Everything you should know about football positions
With 11 players on the pitch, each has their own dedicated position and role to play in the beautiful game – but what are these positions and what is their purpose? Here at MFC Official Direct, we have created a guide which explains defenders from strikers and outline actions which certain players can and cannot perform. We’ll work our way down the pitch and start with…
- Main responsibility: stop the opposition from scoring.
- The most defensive player on the pitch.
- Oversees defence and advises play from the back.
- Can handle the ball within their 18-yard box.
The main responsibility of a goalkeeper is to ensure that the opposing team don’t get the ball into the goal. They have to be agile, have quick reactions and be brave enough to throw themselves in the firing line of balls which can reach speeds of up to 80mph. Goalkeepers must also have their eye on the ball at all times, as gameplay can move from one side of the pitch to the other within seconds. They must also be able to have a powerful kick, as goal kicks are an effective gameplay strategy and it allows the nature of the game to switch from defensive to attack within a single powerful kick. As they don’t have to have high levels of stamina, you will find that goalkeepers can continue to play well into their forties.
What restrictions do goalkeepers have?
Goalkeepers may be the only player on the pitch who can pick the ball up with their hands (excluding throw-ins), but they also have restrictions. They can only handle the ball within their penalty area, which is why it is so important for them to have effective goal kicks. The ball can only be handled for 6 seconds, and they cannot touch the ball after it has been released until it has been kicked by another player. They cannot handle the ball if it is purposefully passed to them by a player.
Left-back or right-back (Full-backs)
- Protect attacks from the wings.
- Provides midfield with support
- Often the players to take throw-ins.
The primary responsibility of a full-back is the ensure that the opposing players stay away from the goal by protecting it against any attacks from the wings (side of the pitch). A key skill that a full-back has to have is the determination to tackle an opponent head-on without committing any fouls to ensure that they get the ball effectively.
Passing with accuracy and crossing is a required skill for a full-back, as this will allow them to assist in getting the ball back up the field once it has been intercepted. Communication between full-backs and the goalkeeper is important as they need to be able to anticipate what the other is about to do.
Central defender (Centre-backs)
- Defend attacks from centre field.
- Support players for left or right-backs.
Similar to a full-back, a central defender must take charge of defending any attacks that are coming from the centre of the field. They can often be seen as a support for the left or right back to provide added support if it is needed.
- One of the most active players on the pitch.
- Aid to defenders and strikers when needed.
- Good communicators.
- Must be accurate and be able to cross effectively.
To be a central midfield player, you have to be physically fit, as these players often are the busiest on the pitch. They act as an aid to both the defenders and the strikers when needed. Central midfielders are often good communicators and must be creative with any opportunities that they get to ensure that their play has maximum impact. They also need to be able to cross with accuracy to strikers allowing them to play into a space which has the potential to score.

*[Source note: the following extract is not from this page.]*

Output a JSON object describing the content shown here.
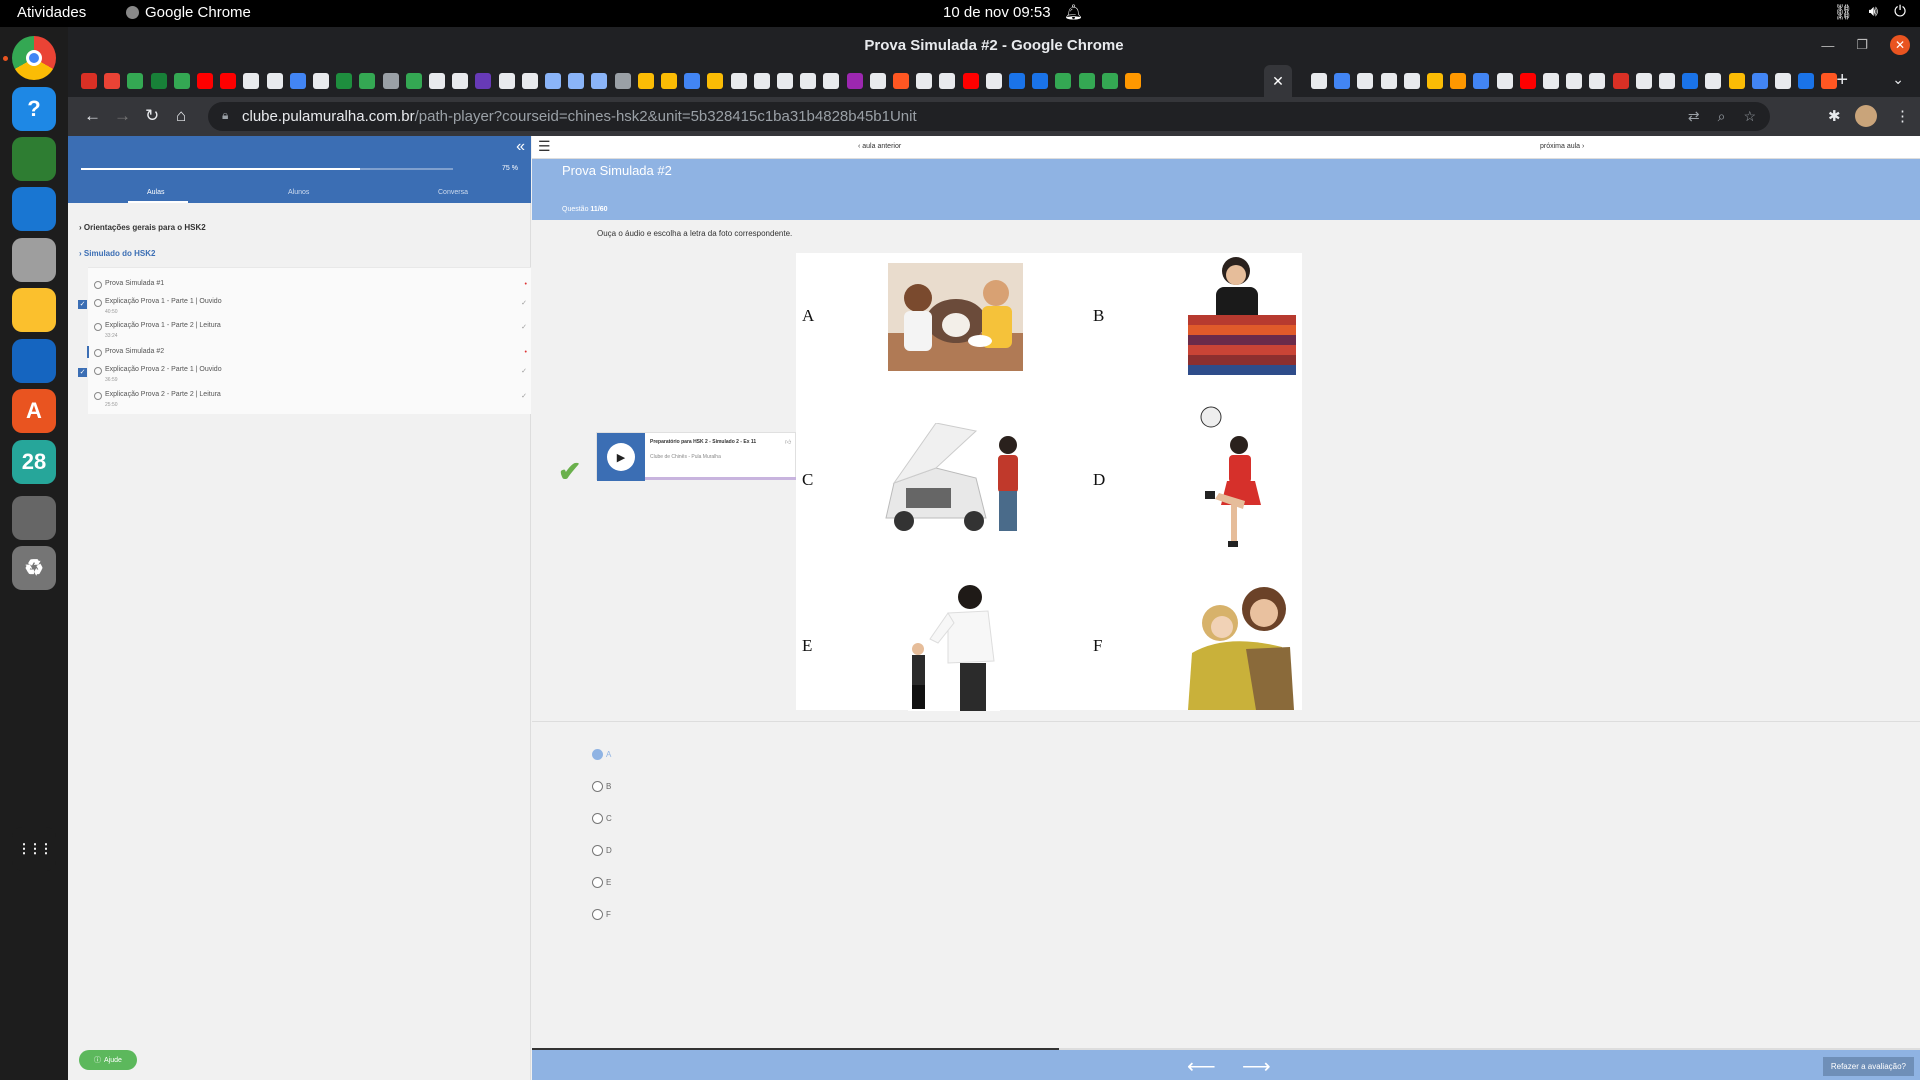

As they are the central player, they often are aware of everything around them and their good communication skills means that they are often given the Captain’s armband.

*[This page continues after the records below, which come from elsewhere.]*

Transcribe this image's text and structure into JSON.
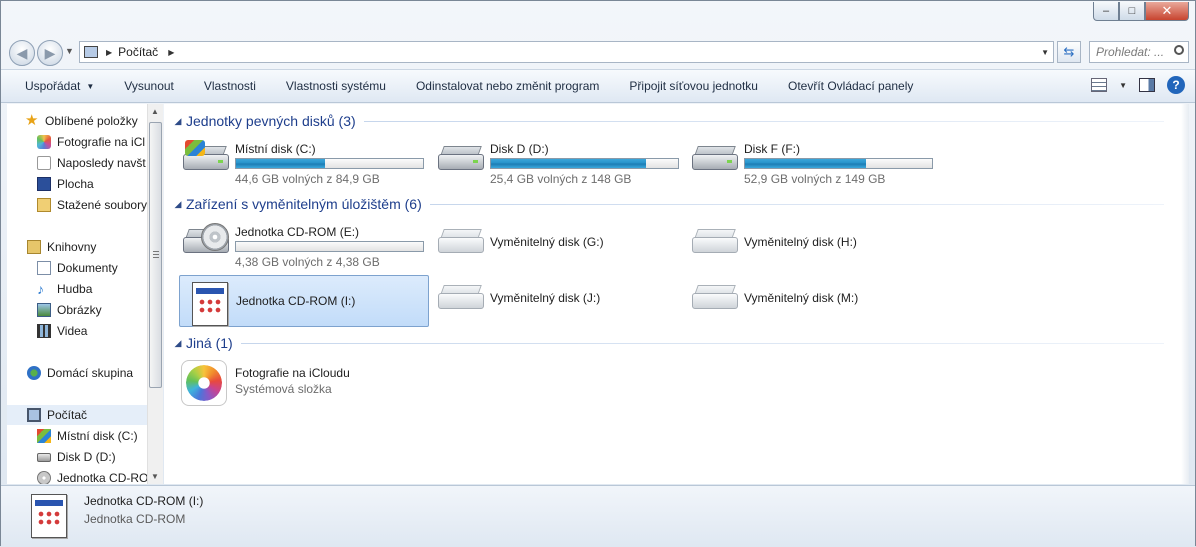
{
  "window": {
    "caption": {
      "minimize": "–",
      "maximize": "□",
      "close": "✕"
    }
  },
  "address": {
    "location": "Počítač",
    "search_placeholder": "Prohledat: ..."
  },
  "toolbar": {
    "items": [
      "Uspořádat",
      "Vysunout",
      "Vlastnosti",
      "Vlastnosti systému",
      "Odinstalovat nebo změnit program",
      "Připojit síťovou jednotku",
      "Otevřít Ovládací panely"
    ],
    "help": "?"
  },
  "navpane": {
    "favorites": "Oblíbené položky",
    "fav_items": [
      "Fotografie na iCl",
      "Naposledy navšt",
      "Plocha",
      "Stažené soubory"
    ],
    "libraries": "Knihovny",
    "lib_items": [
      "Dokumenty",
      "Hudba",
      "Obrázky",
      "Videa"
    ],
    "homegroup": "Domácí skupina",
    "computer": "Počítač",
    "comp_items": [
      "Místní disk (C:)",
      "Disk D (D:)",
      "Jednotka CD-RO"
    ]
  },
  "content": {
    "groups": [
      "Jednotky pevných disků (3)",
      "Zařízení s vyměnitelným úložištěm (6)",
      "Jiná (1)"
    ],
    "hdd": [
      {
        "name": "Místní disk (C:)",
        "free": "44,6 GB volných z 84,9 GB",
        "used_fraction": 0.475
      },
      {
        "name": "Disk D (D:)",
        "free": "25,4 GB volných z 148 GB",
        "used_fraction": 0.83
      },
      {
        "name": "Disk F (F:)",
        "free": "52,9 GB volných z 149 GB",
        "used_fraction": 0.645
      }
    ],
    "removable": [
      {
        "name": "Jednotka CD-ROM (E:)",
        "free": "4,38 GB volných z 4,38 GB",
        "used_fraction": 0.0
      },
      {
        "name": "Vyměnitelný disk (G:)"
      },
      {
        "name": "Vyměnitelný disk (H:)"
      },
      {
        "name": "Jednotka CD-ROM (I:)"
      },
      {
        "name": "Vyměnitelný disk (J:)"
      },
      {
        "name": "Vyměnitelný disk (M:)"
      }
    ],
    "other": [
      {
        "name": "Fotografie na iCloudu",
        "type": "Systémová složka"
      }
    ]
  },
  "details": {
    "name": "Jednotka CD-ROM (I:)",
    "type": "Jednotka CD-ROM"
  },
  "colors": {
    "accent": "#1e3e8c",
    "selection": "#c2dcf9",
    "bar": "#2690c8"
  }
}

Wide Midfield (Left Midfield and Right Midfield)
- Provides full-backs defensive protection.
- Ability to cross from deeper positions than wingers.
- Has to be accurate in passing.
To be a wide midfielder, you need to possess a lot of the skills of a central midfielder. These include ball control, the ability to seek out strikers when they cross the ball and high levels of stamina. They also need to be a match for Usain Bolt and be able to dribble with speed and stamina. They help to give width and shape to the team and wingers are renowned for their spectacular ability to curl the ball into the back of the net.
Striker (Centre forward)
- Responsible for goal scoring.
- Powerful gameplay (especially when striking).
- Agile and speedy player.
Strikers need to be agile, they need to be powerful, and they need to have stamina. These skills, when combined with accuracy and consistent shots that hit their target, make for a stellar centre forward who will score goals time after time. Strikers need to be calculated to try and break away from their markers, and their fast-paced nature means that they can move into a space to take that ever so crucial shot. They should also be prepared to take on challenges from defenders who will try and stop them.
Some managers prefer to play a striker up front and another behind, as this allows them the freedom to move between a striker and midfielder role. This all depends on the team and their strengths as well as their opposition. Now that you know the positions and responsibilities of each player on the pitch, you should put your knowledge to practice and start training. Here at MFC Official Direct, we have a range of training kits which are perfect for football practice with your squad or for your five a side team. If you are part of a five a side team and you are looking for ways to improve your game you should check out our guide ‘6 ways to step up your 5 a side game’.